(Interface dataset entries)
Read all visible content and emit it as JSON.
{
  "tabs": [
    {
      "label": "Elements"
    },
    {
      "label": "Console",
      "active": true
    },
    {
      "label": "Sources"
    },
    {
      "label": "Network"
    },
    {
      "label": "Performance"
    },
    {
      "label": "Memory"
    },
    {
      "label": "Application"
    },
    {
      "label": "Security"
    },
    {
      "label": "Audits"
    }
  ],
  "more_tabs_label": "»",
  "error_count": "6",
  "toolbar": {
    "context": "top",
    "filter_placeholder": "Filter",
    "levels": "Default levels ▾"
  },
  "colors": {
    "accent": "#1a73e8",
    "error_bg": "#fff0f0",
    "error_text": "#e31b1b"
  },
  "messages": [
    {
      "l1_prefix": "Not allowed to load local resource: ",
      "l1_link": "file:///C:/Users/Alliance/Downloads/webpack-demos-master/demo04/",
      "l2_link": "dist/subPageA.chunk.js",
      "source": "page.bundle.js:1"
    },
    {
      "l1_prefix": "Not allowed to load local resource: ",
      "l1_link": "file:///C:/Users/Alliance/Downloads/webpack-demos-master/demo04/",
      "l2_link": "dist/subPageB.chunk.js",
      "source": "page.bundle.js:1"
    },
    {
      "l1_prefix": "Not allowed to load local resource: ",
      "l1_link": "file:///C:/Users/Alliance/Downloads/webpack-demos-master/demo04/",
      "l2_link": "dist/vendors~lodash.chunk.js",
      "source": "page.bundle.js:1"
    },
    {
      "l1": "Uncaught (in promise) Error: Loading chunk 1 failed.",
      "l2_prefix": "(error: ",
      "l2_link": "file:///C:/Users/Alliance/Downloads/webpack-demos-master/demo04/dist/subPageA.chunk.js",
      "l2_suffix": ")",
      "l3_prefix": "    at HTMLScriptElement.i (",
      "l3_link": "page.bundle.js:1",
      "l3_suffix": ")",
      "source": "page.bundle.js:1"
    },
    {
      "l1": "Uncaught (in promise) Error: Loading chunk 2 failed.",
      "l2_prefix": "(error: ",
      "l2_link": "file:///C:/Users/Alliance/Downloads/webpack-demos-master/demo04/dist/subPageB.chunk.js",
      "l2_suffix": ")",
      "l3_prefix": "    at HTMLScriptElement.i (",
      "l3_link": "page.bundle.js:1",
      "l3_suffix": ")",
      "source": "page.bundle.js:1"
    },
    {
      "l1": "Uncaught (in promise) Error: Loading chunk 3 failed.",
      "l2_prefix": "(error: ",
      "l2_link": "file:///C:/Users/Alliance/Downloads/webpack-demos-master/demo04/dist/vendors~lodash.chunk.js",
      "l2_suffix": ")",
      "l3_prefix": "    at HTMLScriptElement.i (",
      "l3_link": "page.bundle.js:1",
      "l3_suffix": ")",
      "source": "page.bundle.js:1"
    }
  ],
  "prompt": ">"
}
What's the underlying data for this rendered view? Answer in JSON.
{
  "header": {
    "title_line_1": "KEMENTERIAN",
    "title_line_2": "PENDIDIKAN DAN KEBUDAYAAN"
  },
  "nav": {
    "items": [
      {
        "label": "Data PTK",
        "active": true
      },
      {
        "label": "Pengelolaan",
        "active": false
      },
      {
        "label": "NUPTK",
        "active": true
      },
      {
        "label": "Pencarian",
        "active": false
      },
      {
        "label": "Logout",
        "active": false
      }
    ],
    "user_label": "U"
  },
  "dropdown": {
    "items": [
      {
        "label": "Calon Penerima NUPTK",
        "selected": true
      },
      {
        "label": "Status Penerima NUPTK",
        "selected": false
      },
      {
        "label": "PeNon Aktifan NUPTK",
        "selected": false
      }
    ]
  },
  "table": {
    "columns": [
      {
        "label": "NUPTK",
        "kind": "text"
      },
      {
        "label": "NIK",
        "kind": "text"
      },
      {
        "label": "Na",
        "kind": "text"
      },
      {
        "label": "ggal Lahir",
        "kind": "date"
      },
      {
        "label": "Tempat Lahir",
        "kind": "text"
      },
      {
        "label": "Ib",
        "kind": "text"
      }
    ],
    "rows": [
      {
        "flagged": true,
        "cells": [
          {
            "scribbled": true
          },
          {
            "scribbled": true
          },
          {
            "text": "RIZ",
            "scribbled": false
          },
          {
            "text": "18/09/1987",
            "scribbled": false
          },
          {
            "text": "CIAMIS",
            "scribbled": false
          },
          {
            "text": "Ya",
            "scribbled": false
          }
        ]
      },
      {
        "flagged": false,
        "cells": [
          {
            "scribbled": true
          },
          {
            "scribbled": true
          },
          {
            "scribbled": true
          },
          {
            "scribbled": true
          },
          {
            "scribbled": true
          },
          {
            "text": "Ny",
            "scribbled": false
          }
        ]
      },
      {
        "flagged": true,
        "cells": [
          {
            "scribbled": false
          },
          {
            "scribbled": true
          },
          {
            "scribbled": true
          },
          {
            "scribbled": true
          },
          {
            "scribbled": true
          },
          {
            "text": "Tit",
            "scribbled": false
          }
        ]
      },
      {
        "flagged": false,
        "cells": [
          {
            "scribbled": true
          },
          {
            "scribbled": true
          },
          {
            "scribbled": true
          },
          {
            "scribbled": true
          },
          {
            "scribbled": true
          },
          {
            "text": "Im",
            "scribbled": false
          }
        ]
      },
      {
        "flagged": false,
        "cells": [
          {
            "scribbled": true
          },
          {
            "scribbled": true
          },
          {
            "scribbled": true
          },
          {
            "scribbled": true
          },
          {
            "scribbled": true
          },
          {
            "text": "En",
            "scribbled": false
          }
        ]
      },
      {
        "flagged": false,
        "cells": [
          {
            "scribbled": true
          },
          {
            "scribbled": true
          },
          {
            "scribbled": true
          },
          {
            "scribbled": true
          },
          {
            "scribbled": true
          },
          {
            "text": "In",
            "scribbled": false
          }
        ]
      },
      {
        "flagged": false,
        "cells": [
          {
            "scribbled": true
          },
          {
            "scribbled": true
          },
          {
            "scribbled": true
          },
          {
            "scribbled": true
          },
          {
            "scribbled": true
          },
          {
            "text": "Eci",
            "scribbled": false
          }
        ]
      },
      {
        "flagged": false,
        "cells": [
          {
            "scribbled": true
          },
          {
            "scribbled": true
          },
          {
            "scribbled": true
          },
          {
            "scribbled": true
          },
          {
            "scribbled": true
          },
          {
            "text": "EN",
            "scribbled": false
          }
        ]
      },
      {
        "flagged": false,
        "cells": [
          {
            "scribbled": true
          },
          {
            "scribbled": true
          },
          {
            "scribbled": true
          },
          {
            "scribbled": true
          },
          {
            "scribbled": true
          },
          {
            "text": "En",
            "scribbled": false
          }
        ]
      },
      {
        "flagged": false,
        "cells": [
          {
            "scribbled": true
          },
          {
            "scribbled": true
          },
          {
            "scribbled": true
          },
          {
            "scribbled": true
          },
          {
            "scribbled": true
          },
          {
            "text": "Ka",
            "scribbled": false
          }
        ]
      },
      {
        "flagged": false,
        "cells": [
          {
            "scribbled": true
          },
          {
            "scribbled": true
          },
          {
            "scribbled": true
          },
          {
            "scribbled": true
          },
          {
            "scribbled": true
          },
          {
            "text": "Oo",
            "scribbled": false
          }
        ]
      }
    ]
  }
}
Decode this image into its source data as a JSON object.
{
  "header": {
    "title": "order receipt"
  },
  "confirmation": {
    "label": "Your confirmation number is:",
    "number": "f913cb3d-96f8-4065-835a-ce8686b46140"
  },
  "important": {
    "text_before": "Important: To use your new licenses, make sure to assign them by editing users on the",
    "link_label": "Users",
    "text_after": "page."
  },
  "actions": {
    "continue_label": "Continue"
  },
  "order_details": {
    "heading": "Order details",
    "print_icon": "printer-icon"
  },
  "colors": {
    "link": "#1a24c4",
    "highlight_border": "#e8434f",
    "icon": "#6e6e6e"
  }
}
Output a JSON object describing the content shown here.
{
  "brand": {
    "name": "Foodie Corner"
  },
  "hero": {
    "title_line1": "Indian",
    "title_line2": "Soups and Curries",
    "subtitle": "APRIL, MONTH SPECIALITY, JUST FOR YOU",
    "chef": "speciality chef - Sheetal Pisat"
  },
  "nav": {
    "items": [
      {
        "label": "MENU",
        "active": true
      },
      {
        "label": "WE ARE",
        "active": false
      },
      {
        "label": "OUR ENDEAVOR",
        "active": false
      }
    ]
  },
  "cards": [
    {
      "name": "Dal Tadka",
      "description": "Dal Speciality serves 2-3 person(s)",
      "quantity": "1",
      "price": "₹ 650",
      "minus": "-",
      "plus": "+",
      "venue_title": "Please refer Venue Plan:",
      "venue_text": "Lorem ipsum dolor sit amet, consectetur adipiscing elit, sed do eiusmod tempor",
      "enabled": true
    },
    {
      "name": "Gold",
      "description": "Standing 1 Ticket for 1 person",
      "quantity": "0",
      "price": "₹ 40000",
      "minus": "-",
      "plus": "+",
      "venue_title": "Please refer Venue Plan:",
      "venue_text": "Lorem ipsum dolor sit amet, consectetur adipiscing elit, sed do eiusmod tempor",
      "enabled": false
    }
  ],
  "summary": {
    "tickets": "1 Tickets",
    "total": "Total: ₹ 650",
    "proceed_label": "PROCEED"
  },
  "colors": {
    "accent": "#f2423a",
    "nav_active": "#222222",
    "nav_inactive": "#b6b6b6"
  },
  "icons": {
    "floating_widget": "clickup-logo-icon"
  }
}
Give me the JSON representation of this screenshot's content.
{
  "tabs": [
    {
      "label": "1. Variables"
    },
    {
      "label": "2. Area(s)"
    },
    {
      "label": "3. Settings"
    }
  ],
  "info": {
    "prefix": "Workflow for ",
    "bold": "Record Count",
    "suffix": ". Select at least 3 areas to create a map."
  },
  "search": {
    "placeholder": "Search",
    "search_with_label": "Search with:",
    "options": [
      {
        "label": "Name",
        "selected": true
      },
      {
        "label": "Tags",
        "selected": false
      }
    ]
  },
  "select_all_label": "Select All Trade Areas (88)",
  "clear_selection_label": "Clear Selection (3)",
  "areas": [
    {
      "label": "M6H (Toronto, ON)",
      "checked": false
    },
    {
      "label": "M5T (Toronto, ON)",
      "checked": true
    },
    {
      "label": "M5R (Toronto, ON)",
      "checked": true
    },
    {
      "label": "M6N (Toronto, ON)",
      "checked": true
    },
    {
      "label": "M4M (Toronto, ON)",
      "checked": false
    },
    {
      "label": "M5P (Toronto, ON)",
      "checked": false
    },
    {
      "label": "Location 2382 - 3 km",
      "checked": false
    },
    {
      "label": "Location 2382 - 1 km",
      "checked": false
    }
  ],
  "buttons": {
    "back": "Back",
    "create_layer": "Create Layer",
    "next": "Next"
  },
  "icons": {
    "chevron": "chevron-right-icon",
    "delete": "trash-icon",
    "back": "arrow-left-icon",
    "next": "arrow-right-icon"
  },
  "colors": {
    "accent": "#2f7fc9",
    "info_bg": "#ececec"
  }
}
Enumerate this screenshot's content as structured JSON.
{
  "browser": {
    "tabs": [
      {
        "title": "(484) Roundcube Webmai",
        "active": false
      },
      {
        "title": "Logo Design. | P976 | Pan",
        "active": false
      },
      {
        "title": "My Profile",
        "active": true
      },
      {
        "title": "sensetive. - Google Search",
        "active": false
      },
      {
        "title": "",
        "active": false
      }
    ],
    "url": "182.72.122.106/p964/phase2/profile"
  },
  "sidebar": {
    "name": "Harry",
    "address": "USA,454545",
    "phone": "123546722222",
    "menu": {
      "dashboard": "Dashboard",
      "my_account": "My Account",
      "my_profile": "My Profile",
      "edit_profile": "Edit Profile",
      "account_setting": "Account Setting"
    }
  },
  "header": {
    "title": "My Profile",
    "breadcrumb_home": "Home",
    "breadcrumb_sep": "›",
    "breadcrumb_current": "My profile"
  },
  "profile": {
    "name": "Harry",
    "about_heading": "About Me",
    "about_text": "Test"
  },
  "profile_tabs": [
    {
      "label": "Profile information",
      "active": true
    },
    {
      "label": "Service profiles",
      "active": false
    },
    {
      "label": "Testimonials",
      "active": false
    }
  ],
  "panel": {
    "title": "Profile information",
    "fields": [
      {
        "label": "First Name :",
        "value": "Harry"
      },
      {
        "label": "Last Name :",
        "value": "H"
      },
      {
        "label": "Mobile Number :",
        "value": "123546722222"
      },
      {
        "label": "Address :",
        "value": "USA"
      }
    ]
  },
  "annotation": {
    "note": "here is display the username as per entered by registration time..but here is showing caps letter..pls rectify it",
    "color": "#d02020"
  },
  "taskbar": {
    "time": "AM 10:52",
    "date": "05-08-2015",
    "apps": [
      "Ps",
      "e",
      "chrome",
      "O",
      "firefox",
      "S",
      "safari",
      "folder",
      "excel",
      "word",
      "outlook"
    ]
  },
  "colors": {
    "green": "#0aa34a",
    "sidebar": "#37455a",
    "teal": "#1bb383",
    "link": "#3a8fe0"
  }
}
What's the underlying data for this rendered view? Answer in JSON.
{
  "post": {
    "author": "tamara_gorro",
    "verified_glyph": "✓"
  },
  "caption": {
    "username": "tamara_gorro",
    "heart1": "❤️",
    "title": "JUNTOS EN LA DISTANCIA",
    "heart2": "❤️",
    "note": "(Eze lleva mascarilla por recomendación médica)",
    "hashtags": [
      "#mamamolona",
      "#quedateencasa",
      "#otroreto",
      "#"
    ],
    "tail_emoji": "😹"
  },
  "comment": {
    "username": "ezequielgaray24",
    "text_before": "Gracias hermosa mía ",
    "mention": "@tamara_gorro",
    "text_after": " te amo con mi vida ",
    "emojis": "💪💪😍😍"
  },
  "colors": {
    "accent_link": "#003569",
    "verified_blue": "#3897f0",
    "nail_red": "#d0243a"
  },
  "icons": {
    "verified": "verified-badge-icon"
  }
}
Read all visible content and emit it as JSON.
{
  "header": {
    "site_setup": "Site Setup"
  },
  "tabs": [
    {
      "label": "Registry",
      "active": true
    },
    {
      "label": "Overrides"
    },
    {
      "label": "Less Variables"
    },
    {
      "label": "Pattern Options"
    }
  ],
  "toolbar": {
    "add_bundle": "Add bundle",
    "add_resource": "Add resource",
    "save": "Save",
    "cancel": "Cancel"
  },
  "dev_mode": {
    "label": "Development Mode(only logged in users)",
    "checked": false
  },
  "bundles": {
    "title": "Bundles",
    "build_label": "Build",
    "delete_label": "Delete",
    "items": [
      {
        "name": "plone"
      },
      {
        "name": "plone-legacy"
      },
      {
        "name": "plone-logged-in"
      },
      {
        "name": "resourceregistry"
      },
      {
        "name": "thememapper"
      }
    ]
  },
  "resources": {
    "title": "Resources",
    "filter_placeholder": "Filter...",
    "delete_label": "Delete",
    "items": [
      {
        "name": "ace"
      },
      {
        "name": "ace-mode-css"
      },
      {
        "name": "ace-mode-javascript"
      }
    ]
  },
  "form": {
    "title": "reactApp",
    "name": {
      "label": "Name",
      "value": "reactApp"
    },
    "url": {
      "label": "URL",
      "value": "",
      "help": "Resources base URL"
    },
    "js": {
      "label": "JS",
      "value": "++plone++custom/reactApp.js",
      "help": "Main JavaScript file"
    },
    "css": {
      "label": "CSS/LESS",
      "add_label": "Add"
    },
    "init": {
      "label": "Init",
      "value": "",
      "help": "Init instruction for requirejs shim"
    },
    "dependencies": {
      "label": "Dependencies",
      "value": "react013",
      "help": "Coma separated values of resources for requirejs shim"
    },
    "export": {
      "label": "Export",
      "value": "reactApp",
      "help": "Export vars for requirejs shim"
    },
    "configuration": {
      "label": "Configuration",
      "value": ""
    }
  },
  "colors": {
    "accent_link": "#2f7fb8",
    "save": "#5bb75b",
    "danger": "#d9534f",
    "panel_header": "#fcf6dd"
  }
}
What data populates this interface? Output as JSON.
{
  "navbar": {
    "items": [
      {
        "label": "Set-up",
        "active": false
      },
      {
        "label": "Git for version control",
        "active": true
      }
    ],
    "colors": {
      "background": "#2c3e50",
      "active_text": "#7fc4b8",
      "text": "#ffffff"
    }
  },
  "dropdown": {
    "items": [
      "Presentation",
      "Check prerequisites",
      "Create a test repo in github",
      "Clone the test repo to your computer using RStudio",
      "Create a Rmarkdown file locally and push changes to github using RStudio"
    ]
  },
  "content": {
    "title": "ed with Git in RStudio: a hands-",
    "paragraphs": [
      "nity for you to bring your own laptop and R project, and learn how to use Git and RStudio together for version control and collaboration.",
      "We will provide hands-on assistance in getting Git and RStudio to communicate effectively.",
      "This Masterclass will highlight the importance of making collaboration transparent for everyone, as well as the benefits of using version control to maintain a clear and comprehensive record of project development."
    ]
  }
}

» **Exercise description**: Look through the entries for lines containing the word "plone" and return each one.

» **Solution to this exercise**:
        "name": "plone"
        "name": "plone-legacy"
        "name": "plone-logged-in"
      "value": "++plone++custom/reactApp.js",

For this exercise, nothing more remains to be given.